We must invest in more economic ways to maintain our infrastructure, and we need to investigate alternative funding methods for the projects that do go forward. Making the expenditures more palatable to governments and voters alike will reduce the fear of increased taxes. Public-private partnerships (P3s) are certainly playing a key role in helping to fill the infrastructure funding gap but other investment methods will be needed if investment by pension funds and other institutions is to be accelerated.

Better investment products will help but there are also some fundamental issues in the industry that need to be addressed if infrastructure is to become more attractive to investors. Recent research by McKinsey shows that the infrastructure industry does poorly in completing mega projects on time, on budget, and to specification. According to McKinsey, nearly 98 percent of these projects suffer cost overruns of more than 30 percent. This is a huge risk, and with risk profile being a major consideration for investors, it is an issue that must be addressed.

Using Technology to Improve Infrastructure Challenges   

The advance of new technologies and our better understanding of how they can increase efficiency is helping to minimize some project risks.

For example, virtual reality is giving us the ability to model the real world accurately in many dimensions and then, using real time data from the Internet of Things (IoT), to continuously improve, model change, and predict outcomes using Building Information Modeling (BIM). Existing modeling approaches which take months or years can now happen instantaneously.

Today, more than 99 percent of physical objects remain unconnected…what an opportunity. If we invest in infrastructure that is technology enabled then we can pave the way not only for the future of connected autonomous vehicles, but for a more connected and efficient country. We’re already helping Colorado Department of Transportation in implementing this vision with the RoadX project, as well as other states as they develop solutions around intelligent mobility.

Technology such as drones are now being used in our sector on construction sites and in other areas replacing the need for staff on the ground, reducing health and safety risks and lowering costs.
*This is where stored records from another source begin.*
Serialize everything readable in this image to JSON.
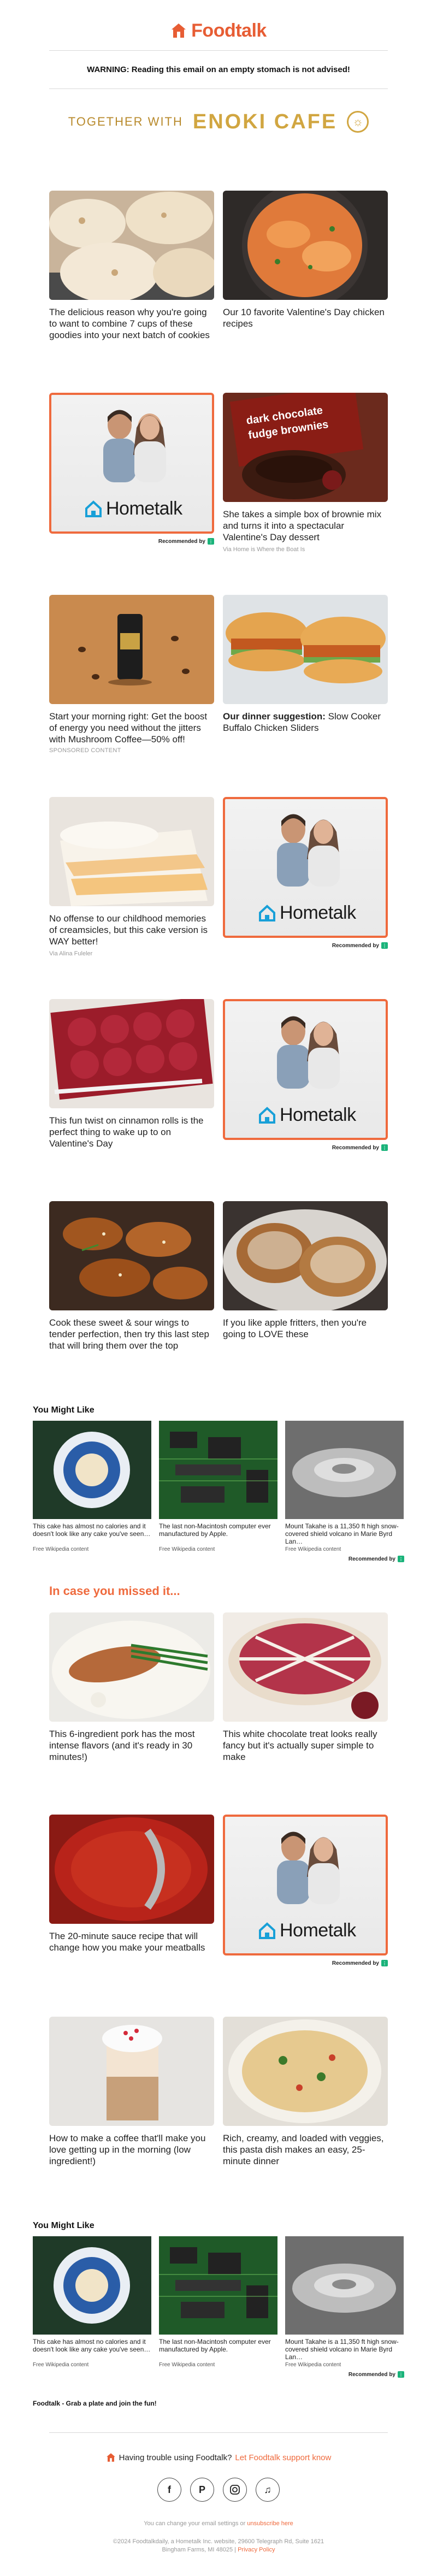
{
  "header": {
    "brand": "Foodtalk",
    "warning": "WARNING: Reading this email on an empty stomach is not advised!"
  },
  "sponsor": {
    "together_with": "TOGETHER WITH",
    "name": "ENOKI CAFE"
  },
  "colors": {
    "brand_orange": "#e75d34",
    "ad_border": "#ef6a3d",
    "recommended_badge": "#1ab37a"
  },
  "cards": [
    {
      "title": "The delicious reason why you're going to want to combine 7 cups of these goodies into your next batch of cookies",
      "source": "",
      "image": "cookies-photo"
    },
    {
      "title": "Our 10 favorite Valentine's Day chicken recipes",
      "source": "",
      "image": "chicken-skillet-photo"
    },
    {
      "ad": true,
      "brand": "Hometalk",
      "recommended": "Recommended by"
    },
    {
      "title": "She takes a simple box of brownie mix and turns it into a spectacular Valentine's Day dessert",
      "source": "Via Home is Where the Boat Is",
      "image": "brownie-photo"
    },
    {
      "title": "Start your morning right: Get the boost of energy you need without the jitters with Mushroom Coffee—50% off!",
      "sponsored": "SPONSORED CONTENT",
      "image": "coffee-can-photo"
    },
    {
      "title_bold": "Our dinner suggestion:",
      "title": " Slow Cooker Buffalo Chicken Sliders",
      "image": "sliders-photo"
    },
    {
      "title": "No offense to our childhood memories of creamsicles, but this cake version is WAY better!",
      "source": "Via Alina Fuleler",
      "image": "cake-photo"
    },
    {
      "ad": true,
      "brand": "Hometalk",
      "recommended": "Recommended by"
    },
    {
      "title": "This fun twist on cinnamon rolls is the perfect thing to wake up to on Valentine's Day",
      "image": "cinnamon-rolls-photo"
    },
    {
      "ad": true,
      "brand": "Hometalk",
      "recommended": "Recommended by"
    },
    {
      "title": "Cook these sweet & sour wings to tender perfection, then try this last step that will bring them over the top",
      "image": "wings-photo"
    },
    {
      "title": "If you like apple fritters, then you're going to LOVE these",
      "image": "fritters-photo"
    }
  ],
  "you_might_like_1": {
    "title": "You Might Like",
    "items": [
      {
        "text": "This cake has almost no calories and it doesn't look like any cake you've seen…",
        "source": "Free Wikipedia content"
      },
      {
        "text": "The last non-Macintosh computer ever manufactured by Apple.",
        "source": "Free Wikipedia content"
      },
      {
        "text": "Mount Takahe is a 11,350 ft high snow-covered shield volcano in Marie Byrd Lan…",
        "source": "Free Wikipedia content"
      }
    ],
    "recommended": "Recommended by"
  },
  "missed": {
    "title": "In case you missed it...",
    "cards": [
      {
        "title": "This 6-ingredient pork has the most intense flavors (and it's ready in 30 minutes!)",
        "image": "pork-photo"
      },
      {
        "title": "This white chocolate treat looks really fancy but it's actually super simple to make",
        "image": "tart-photo"
      },
      {
        "title": "The 20-minute sauce recipe that will change how you make your meatballs",
        "image": "sauce-photo"
      },
      {
        "ad": true,
        "brand": "Hometalk",
        "recommended": "Recommended by"
      },
      {
        "title": "How to make a coffee that'll make you love getting up in the morning (low ingredient!)",
        "image": "latte-photo"
      },
      {
        "title": "Rich, creamy, and loaded with veggies, this pasta dish makes an easy, 25-minute dinner",
        "image": "pasta-photo"
      }
    ]
  },
  "you_might_like_2": {
    "title": "You Might Like",
    "items": [
      {
        "text": "This cake has almost no calories and it doesn't look like any cake you've seen…",
        "source": "Free Wikipedia content"
      },
      {
        "text": "The last non-Macintosh computer ever manufactured by Apple.",
        "source": "Free Wikipedia content"
      },
      {
        "text": "Mount Takahe is a 11,350 ft high snow-covered shield volcano in Marie Byrd Lan…",
        "source": "Free Wikipedia content"
      }
    ],
    "recommended": "Recommended by"
  },
  "footer": {
    "tagline": "Foodtalk - Grab a plate and join the fun!",
    "trouble_text": "Having trouble using Foodtalk?",
    "trouble_link": "Let Foodtalk support know",
    "socials": [
      "f",
      "P",
      "IG",
      "TT"
    ],
    "unsub_prefix": "You can change your email settings or",
    "unsub_link": "unsubscribe here",
    "legal_line1": "©2024 Foodtalkdaily, a Hometalk Inc. website, 29600 Telegraph Rd, Suite 1621",
    "legal_line2": "Bingham Farms, MI 48025",
    "privacy": "Privacy Policy"
  }
}
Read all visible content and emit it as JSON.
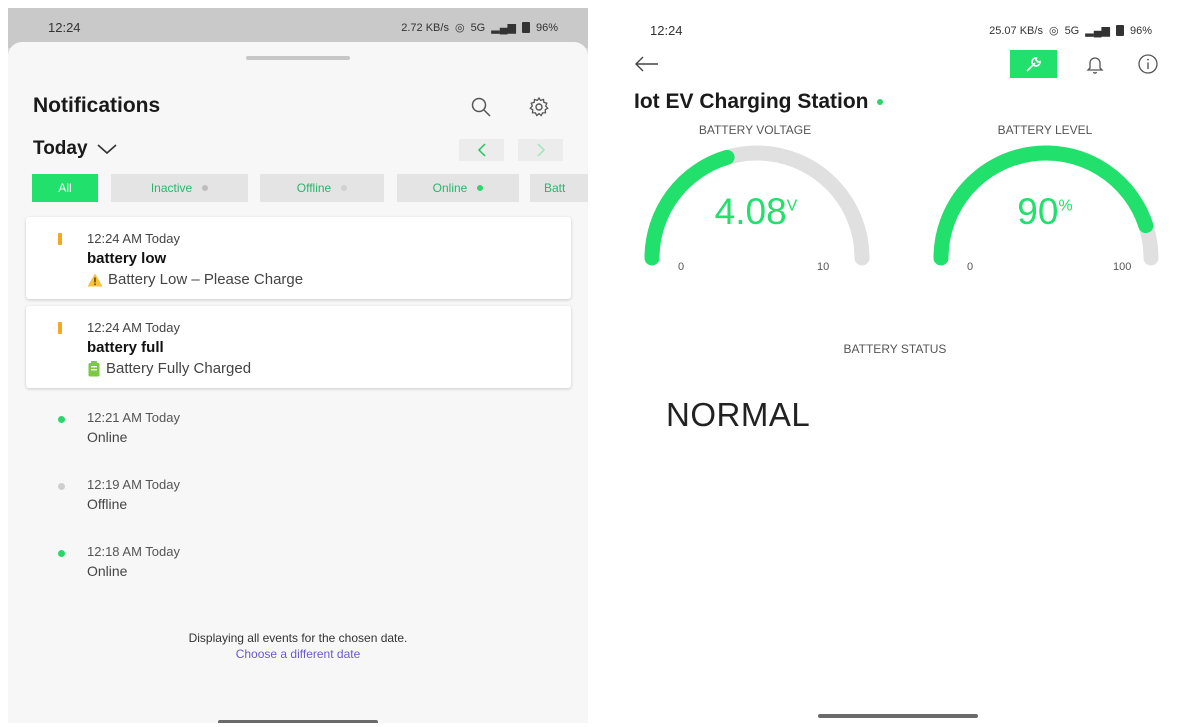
{
  "left": {
    "status_bar": {
      "time": "12:24",
      "net_badge": "⁽ᶻᶻ⁾",
      "speed": "2.72 KB/s",
      "network": "5G",
      "battery": "96%"
    },
    "title": "Notifications",
    "date_filter": "Today",
    "chips": [
      {
        "label": "All",
        "dot_color": ""
      },
      {
        "label": "Inactive",
        "dot_color": "#bdbdbd"
      },
      {
        "label": "Offline",
        "dot_color": "#d0d0d0"
      },
      {
        "label": "Online",
        "dot_color": "#2bd66b"
      },
      {
        "label": "Batt",
        "dot_color": ""
      }
    ],
    "cards": [
      {
        "time": "12:24 AM Today",
        "title": "battery low",
        "message": "Battery Low – Please Charge",
        "icon": "warning-icon"
      },
      {
        "time": "12:24 AM Today",
        "title": "battery full",
        "message": "Battery Fully Charged",
        "icon": "battery-icon"
      }
    ],
    "events": [
      {
        "time": "12:21 AM Today",
        "label": "Online",
        "dot_color": "#2bd66b"
      },
      {
        "time": "12:19 AM Today",
        "label": "Offline",
        "dot_color": "#cfcfcf"
      },
      {
        "time": "12:18 AM Today",
        "label": "Online",
        "dot_color": "#2bd66b"
      }
    ],
    "footer_text": "Displaying all events for the chosen date.",
    "footer_link": "Choose a different date"
  },
  "right": {
    "status_bar": {
      "time": "12:24",
      "net_badge": "⁽ᶻᶻ⁾",
      "speed": "25.07 KB/s",
      "network": "5G",
      "battery": "96%"
    },
    "device_title": "Iot EV Charging Station",
    "gauges": [
      {
        "label": "BATTERY VOLTAGE",
        "value": "4.08",
        "unit": "V",
        "min": "0",
        "max": "10",
        "fraction": 0.408
      },
      {
        "label": "BATTERY LEVEL",
        "value": "90",
        "unit": "%",
        "min": "0",
        "max": "100",
        "fraction": 0.9
      }
    ],
    "status_label": "BATTERY STATUS",
    "status_value": "NORMAL"
  },
  "colors": {
    "accent": "#22e06c",
    "track": "#e0e0e0",
    "warning": "#f5a623",
    "link": "#6a5acd"
  }
}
Imagery collected by drones can be automatically processed and fed into BIM, allowing better, more efficient project management.

Controlling and integrating the entire supply chain, using technology and collaboration, from design to construction right through to ongoing facilities management enables asset owners to better manage risk and deliver an infrastructure life cycle approach.

Off-site fabrication and robotics are automating parts of the construction process and will be increasing used in US construction going forward. There is an opportunity here to greatly reduce disruption to cities and their residents and to expedite construction phases, further minimizing risk.

Here at Atkins we believe that the active application of technologies coupled with detailed engineering knowledge can assist in encouraging infrastructure investment and in ultimately bringing our critical infrastructure systems to state-of-the-art condition, which will help industry and the overall economy, improving quality of life for all Americans.